● What is needed
In the listing below, how many lines hold "this"? Give the number only.

● Supplied material
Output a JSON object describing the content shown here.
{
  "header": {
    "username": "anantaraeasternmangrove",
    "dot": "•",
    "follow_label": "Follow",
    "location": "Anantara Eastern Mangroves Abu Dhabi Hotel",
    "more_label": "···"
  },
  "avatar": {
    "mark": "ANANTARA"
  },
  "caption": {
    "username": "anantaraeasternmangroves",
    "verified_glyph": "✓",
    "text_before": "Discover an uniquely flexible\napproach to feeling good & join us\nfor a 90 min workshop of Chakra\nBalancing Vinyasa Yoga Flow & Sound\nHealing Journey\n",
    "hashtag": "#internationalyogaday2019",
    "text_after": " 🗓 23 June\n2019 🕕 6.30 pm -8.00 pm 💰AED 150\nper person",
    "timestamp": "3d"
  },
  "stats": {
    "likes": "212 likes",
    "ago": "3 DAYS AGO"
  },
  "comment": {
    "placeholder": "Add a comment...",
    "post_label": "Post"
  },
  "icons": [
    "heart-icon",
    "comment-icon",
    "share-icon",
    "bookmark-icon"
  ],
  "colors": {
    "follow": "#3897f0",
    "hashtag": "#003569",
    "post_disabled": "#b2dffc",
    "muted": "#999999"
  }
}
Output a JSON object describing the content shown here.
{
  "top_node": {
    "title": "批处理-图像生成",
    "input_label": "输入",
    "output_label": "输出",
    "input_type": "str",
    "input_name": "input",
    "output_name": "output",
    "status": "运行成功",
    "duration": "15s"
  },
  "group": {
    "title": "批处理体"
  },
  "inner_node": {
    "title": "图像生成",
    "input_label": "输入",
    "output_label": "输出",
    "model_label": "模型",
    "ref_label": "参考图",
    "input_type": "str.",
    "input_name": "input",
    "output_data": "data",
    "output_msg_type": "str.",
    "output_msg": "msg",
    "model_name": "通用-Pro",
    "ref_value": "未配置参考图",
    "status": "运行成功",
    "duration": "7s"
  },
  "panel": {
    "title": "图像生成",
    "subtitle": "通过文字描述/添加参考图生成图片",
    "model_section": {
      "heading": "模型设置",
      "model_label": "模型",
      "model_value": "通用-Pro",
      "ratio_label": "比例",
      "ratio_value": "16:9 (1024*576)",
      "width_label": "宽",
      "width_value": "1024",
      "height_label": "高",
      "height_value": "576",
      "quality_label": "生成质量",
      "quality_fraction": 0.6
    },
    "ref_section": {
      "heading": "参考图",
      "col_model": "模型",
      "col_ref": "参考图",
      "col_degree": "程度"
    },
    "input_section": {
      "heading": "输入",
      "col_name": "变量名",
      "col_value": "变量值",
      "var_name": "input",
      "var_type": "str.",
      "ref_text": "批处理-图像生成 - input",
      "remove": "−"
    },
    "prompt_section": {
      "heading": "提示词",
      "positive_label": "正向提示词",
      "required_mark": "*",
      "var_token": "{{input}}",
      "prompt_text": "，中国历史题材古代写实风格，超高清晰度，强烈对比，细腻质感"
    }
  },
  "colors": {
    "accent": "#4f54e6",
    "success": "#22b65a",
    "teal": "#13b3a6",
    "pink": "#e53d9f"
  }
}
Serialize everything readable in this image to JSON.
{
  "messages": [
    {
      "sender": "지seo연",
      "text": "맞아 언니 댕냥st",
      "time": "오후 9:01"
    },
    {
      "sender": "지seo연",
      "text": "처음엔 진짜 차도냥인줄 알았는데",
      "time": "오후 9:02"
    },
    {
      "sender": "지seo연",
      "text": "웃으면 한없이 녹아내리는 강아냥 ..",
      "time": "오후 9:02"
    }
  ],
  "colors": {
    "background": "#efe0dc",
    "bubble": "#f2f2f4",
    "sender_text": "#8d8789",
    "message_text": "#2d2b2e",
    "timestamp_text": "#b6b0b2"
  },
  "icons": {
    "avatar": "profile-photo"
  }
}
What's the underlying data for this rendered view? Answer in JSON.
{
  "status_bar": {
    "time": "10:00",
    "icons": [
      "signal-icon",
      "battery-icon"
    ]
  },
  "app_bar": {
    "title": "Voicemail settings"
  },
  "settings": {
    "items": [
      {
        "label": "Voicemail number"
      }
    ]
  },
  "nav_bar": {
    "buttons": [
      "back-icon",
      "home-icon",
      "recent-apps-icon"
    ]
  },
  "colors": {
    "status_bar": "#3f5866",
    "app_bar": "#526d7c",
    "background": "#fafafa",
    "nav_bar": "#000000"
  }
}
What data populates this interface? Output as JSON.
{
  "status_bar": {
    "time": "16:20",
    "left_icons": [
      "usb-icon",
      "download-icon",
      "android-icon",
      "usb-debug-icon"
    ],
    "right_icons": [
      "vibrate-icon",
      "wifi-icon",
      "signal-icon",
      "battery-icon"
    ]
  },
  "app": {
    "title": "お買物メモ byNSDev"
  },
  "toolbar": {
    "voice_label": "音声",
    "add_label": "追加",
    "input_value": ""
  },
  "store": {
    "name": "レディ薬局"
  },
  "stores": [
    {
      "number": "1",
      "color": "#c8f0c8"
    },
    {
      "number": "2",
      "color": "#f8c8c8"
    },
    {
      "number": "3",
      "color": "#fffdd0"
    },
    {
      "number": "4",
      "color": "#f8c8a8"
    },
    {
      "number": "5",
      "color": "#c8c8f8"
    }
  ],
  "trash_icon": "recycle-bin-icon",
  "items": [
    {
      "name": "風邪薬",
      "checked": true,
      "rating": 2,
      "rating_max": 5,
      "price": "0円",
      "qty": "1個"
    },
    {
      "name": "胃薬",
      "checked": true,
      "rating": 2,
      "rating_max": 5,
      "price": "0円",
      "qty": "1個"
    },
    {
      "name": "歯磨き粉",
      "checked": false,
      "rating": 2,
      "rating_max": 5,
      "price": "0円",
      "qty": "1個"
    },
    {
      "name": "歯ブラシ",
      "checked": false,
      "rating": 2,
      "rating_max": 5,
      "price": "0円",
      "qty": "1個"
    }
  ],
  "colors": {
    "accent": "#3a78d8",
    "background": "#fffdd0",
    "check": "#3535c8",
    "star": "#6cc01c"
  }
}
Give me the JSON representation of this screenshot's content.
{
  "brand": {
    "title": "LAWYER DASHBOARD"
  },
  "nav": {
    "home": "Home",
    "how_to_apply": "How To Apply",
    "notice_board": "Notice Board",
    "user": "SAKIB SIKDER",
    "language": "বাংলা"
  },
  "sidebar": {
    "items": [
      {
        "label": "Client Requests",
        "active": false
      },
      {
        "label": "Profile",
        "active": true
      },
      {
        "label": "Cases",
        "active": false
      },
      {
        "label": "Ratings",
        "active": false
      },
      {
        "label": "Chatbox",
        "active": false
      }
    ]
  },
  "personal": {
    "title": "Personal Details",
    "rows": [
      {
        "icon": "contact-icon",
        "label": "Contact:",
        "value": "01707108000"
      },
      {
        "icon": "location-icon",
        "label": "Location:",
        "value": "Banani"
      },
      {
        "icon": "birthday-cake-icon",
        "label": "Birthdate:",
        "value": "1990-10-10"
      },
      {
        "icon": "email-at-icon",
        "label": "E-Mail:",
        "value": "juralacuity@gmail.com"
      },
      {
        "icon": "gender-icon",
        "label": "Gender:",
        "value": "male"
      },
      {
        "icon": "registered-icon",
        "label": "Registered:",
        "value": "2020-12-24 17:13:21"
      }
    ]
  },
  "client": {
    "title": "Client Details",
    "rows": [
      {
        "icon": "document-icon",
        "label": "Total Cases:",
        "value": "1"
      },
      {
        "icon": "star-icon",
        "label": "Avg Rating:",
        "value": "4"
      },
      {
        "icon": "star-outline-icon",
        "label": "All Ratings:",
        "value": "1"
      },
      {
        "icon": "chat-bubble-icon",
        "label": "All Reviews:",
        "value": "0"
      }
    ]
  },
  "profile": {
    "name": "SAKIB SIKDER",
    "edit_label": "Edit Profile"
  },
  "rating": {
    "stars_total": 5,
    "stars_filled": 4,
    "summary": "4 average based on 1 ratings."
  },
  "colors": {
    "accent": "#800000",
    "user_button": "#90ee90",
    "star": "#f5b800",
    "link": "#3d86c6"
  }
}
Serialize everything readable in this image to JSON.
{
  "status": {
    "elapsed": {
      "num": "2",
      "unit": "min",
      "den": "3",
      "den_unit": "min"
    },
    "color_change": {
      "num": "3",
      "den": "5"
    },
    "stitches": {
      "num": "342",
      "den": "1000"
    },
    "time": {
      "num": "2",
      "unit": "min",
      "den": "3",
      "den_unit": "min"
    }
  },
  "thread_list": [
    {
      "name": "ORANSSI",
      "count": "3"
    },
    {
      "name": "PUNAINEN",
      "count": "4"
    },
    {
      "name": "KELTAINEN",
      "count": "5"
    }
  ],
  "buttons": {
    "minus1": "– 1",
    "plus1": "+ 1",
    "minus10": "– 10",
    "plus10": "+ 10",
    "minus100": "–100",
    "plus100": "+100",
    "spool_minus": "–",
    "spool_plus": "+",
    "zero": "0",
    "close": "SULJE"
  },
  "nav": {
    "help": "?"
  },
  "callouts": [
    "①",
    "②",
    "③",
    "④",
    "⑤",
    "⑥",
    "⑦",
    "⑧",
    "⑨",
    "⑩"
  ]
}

● Response area
5